> To do
Examine each line of the data, and copy the ones containing "components".

Provided data START

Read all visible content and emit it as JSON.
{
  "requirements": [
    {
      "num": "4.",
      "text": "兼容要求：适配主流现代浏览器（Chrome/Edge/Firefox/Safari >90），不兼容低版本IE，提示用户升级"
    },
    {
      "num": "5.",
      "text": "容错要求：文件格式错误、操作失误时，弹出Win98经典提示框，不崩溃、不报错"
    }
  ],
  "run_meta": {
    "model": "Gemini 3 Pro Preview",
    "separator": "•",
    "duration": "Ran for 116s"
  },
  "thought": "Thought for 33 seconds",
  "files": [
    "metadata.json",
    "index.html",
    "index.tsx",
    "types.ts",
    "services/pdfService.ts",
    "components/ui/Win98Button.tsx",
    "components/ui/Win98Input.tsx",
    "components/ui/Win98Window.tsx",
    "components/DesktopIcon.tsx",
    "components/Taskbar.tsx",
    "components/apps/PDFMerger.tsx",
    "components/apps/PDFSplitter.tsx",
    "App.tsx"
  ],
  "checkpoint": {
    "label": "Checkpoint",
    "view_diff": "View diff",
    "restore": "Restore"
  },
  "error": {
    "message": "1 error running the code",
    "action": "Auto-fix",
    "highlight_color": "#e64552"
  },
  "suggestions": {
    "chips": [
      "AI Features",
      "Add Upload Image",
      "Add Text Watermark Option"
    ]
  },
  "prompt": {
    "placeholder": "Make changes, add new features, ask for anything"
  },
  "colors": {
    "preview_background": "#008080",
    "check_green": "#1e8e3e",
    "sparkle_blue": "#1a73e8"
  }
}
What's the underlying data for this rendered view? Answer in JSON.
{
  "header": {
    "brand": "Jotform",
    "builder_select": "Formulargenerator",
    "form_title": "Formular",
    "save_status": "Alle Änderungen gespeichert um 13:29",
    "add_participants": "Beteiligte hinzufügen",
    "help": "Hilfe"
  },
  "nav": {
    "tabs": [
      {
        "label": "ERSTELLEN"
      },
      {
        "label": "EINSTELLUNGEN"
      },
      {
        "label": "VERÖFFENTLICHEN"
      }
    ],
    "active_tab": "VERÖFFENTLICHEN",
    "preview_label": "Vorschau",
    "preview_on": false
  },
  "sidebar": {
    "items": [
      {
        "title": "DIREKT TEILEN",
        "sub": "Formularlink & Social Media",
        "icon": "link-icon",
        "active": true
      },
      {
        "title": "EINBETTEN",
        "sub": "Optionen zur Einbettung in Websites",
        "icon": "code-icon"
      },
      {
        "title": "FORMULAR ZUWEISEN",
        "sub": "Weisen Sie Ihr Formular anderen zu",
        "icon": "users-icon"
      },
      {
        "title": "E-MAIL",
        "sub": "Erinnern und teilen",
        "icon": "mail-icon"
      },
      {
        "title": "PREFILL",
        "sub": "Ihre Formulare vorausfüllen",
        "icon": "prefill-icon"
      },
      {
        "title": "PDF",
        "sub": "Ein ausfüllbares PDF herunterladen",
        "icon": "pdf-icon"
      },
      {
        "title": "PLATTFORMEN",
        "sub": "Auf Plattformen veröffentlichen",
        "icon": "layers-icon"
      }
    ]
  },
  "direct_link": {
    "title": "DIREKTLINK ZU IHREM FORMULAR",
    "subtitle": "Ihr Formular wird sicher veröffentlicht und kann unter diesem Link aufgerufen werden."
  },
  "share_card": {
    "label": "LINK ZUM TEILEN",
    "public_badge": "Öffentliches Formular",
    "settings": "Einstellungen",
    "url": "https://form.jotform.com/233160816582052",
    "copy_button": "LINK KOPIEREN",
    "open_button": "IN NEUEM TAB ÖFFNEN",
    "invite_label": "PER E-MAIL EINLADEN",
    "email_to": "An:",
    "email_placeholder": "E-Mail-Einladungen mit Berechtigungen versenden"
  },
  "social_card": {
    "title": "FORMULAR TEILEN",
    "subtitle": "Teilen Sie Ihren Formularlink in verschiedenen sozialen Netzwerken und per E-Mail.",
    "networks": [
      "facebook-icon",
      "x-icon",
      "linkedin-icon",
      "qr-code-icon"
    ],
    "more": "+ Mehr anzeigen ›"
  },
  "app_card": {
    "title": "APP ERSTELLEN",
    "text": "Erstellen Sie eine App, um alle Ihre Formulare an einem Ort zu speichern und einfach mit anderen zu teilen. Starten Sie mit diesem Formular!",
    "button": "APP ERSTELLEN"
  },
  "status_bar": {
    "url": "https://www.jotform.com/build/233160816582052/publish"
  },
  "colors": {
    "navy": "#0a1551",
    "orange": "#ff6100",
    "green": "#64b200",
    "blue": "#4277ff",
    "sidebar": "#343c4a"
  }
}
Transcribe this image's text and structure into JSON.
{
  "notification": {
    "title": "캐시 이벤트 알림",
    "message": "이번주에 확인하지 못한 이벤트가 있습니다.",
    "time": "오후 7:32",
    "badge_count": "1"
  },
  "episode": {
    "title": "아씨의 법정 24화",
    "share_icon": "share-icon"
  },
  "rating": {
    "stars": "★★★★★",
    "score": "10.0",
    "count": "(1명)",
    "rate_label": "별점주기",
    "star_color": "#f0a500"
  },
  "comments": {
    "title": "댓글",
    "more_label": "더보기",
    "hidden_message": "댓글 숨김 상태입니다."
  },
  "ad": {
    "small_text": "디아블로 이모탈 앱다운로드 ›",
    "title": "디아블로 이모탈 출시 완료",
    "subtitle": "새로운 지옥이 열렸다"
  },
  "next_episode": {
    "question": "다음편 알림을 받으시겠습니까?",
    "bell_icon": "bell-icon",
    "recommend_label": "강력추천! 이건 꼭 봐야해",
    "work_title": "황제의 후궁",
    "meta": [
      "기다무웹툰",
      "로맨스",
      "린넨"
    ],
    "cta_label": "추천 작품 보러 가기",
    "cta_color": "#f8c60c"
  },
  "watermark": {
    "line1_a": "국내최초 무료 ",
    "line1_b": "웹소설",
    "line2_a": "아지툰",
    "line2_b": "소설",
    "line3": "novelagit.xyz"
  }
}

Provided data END

> Exercise response
    "components/ui/Win98Button.tsx",
    "components/ui/Win98Input.tsx",
    "components/ui/Win98Window.tsx",
    "components/DesktopIcon.tsx",
    "components/Taskbar.tsx",
    "components/apps/PDFMerger.tsx",
    "components/apps/PDFSplitter.tsx",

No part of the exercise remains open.